He was ordered to pay Mr Daws £750 in compensation and £200 towards prosecution costs.
Presiding magistrate Joan Jones said: "One assault resulted in a deep cut requiring stitches and ended up with permanent scarring but a minor disfigurement."
Angela Furniss, for the Crown Prosecution Service, said Mr Daws and Mr Hickman were making their way to a friend's house after the fireworks on November 5 last year.
She said as the pair walked down Mayflower Street, they noticed a people carrier being used as a taxi.
Mrs Furniss added: "The driver began to shout and gesture at them."
She said the taxi turned around at a roundabout and the driver got out and began a conversation with the pair.
Mrs Furniss added: "The driver punched Mr Hickman repeatedly towards the face. He pulled Mr Daws to the floor and repeatedly punched him to the face, cutting him to the lip."

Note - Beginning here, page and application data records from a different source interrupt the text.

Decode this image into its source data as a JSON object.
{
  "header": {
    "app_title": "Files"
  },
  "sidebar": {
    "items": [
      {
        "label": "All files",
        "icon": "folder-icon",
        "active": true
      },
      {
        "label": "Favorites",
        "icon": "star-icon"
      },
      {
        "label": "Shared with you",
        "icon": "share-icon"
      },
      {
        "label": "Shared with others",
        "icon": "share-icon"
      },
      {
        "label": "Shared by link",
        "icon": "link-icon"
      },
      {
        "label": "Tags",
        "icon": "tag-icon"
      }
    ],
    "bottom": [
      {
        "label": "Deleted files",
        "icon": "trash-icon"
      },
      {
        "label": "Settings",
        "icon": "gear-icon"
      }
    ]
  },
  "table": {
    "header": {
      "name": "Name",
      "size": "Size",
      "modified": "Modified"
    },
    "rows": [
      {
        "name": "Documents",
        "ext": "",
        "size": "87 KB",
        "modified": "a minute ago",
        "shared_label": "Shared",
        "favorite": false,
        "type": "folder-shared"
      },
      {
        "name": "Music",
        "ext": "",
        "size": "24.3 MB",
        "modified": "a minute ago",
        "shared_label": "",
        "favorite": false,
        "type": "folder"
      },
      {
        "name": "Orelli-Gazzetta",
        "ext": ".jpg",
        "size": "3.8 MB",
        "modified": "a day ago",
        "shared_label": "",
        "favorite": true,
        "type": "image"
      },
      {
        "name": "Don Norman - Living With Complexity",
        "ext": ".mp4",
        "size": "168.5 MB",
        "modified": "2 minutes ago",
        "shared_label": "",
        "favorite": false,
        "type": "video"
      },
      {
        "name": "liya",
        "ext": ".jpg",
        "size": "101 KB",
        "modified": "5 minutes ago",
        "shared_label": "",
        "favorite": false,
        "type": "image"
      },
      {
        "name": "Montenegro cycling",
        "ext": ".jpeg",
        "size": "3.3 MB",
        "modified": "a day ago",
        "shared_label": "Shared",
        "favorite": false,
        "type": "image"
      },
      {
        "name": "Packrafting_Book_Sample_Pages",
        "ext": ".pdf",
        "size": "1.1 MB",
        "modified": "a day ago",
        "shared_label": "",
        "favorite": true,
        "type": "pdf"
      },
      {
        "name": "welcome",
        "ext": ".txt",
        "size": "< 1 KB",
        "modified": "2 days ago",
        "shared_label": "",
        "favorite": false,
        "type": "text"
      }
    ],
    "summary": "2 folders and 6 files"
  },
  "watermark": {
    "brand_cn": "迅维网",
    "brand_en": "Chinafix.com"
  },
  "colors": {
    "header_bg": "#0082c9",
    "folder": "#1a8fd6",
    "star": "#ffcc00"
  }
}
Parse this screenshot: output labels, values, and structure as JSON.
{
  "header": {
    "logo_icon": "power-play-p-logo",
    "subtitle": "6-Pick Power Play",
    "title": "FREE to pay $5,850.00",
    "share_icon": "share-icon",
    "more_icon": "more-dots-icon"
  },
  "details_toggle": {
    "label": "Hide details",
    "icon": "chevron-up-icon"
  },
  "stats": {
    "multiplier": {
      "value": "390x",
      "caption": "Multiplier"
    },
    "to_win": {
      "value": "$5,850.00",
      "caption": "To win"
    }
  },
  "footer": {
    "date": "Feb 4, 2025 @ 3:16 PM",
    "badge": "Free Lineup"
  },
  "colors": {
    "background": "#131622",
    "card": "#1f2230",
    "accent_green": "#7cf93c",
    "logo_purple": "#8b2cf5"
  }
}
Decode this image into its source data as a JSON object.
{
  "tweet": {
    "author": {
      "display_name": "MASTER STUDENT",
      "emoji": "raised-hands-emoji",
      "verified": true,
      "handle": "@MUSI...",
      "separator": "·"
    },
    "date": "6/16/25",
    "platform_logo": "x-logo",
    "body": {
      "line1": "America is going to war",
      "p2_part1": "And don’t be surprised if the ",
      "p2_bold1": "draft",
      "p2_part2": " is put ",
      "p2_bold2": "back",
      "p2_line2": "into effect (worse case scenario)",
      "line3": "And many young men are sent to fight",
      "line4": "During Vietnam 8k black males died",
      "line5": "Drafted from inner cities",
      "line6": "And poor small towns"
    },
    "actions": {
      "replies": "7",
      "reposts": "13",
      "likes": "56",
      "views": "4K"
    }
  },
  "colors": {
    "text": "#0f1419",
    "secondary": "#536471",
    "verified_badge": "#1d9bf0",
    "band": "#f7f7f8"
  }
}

Mr Shamsolahi said Betean had come to Britain four years ago from Romania and had worked as a self-employed taxi driver since.
He added he would have to report his conviction to Plymouth City Council and was likely to lose his taxi licence.
Mr Shamsolahi said: "His employers Taxifirst would support him but could see no further use for him. He is in a wretched situation."
He added his status means he can only work in this country if he is self-employed.
Mr Shamsolahi said he could also not claim benefits and would have to return to Romania.